You may also want to receive updates from various governmental organizations, such as the FDA and the CDC, both of which have a presence on Twitter. You can subscribe to receive FDA recall alerts by entering “FDArecalls” in the “Find People” field and clicking “Follow” when the listing pops up. If you are interested in food recalls, you can do the same by following “foodrecalls.” The CDC also has numerous streams that you can subscribe to, including CDC Emergency (“CDCemergency”), which provides CDC emergency and preparedness information; CDC e_Health Marketing (“CDC_ eHealth”), which provides science-based health and safety information in a more interactive forum (eg, video links); and CDC Flu (“CDCFlu”), which will notify you of any updates posted to the CDC Flu Website.

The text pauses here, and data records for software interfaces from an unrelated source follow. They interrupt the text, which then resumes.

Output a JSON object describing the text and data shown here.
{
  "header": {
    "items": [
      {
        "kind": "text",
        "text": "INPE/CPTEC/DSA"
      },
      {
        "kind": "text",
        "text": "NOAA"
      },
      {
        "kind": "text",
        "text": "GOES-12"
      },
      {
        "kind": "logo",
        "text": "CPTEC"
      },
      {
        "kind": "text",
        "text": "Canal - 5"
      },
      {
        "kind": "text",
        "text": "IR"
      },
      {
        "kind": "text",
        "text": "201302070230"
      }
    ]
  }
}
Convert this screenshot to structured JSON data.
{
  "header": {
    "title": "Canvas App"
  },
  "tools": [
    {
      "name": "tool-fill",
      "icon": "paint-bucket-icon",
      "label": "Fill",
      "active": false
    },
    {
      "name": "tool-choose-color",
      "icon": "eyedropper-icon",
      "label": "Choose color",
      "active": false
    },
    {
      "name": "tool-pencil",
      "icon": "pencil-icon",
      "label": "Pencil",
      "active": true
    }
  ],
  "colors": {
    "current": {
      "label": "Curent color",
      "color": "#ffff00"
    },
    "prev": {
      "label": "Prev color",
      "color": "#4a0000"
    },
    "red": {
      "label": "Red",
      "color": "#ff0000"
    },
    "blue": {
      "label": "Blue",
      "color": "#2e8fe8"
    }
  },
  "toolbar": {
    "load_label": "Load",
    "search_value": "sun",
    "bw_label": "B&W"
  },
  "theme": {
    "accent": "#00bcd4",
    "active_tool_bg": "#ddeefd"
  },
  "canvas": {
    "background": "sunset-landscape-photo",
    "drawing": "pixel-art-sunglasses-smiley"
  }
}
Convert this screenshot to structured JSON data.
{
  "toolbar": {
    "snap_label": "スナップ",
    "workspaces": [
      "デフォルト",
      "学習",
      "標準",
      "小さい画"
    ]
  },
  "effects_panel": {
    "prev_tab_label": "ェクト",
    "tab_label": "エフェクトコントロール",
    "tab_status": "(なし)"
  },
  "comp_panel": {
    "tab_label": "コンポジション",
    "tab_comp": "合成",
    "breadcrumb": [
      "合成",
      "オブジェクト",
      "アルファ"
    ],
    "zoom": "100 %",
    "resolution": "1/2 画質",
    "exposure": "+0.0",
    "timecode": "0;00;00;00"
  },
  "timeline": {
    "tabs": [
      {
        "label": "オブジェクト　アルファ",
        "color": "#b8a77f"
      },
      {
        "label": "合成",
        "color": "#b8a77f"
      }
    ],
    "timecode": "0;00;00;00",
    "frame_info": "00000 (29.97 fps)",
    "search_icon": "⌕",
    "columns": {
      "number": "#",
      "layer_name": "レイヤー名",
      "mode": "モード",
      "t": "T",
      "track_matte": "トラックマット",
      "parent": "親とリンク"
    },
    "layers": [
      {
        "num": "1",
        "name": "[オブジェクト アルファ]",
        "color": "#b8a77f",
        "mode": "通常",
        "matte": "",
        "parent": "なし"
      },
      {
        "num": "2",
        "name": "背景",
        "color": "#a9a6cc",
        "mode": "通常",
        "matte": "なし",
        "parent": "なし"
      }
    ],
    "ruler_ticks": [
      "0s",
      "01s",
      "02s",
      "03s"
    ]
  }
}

If you are seeking more mainstream news coverage, most major news outlets are tweeting, often having an abundance of news streams that you can follow. For instance, CNN has CNN Breaking News (“cnnbrk”), CNN Political Ticker (“politicalticker”), standard CNN (“cnn”), CNN Top Stories (“CNN_top”), and a myriad of others. You will no doubt find several interesting streams to follow. Practice accounts Once you become comfortable using Twitter, you may consider setting up one for your practice or institution as another means of reaching patients. While you would never want to post any patient-specific information, you could use Twitter to keep your patients informed about important news regarding the practice itself, such as an important change in staff or a new program. You can also use it to make them aware of any new oncology news that is particularly relevant, a new clinical trial that is being conducted, or an FDA recall that could have a considerable impact on them. Patients with cancer are constantly looking for new information about their disease. Unfortunately, there is a lot of misinformation in the cancer community. By providing them with another reliable source of information, you are taking a step toward protecting them from some of the potentially harmful information that they may encounter on their quest for knowledge. Signing up Setting up a Twitter account takes less than a minute. Go to www.twitter.com and click the big green “Get Started—Join!” button in the center of the screen. Next, complete the five required fields on the “Join the Conversation” page and click “Create My Account.” Now you can start tweeting and searching for entities (also known as twitterers) to follow; of course, we’d love for you to start following HCPLive. Happy twittering!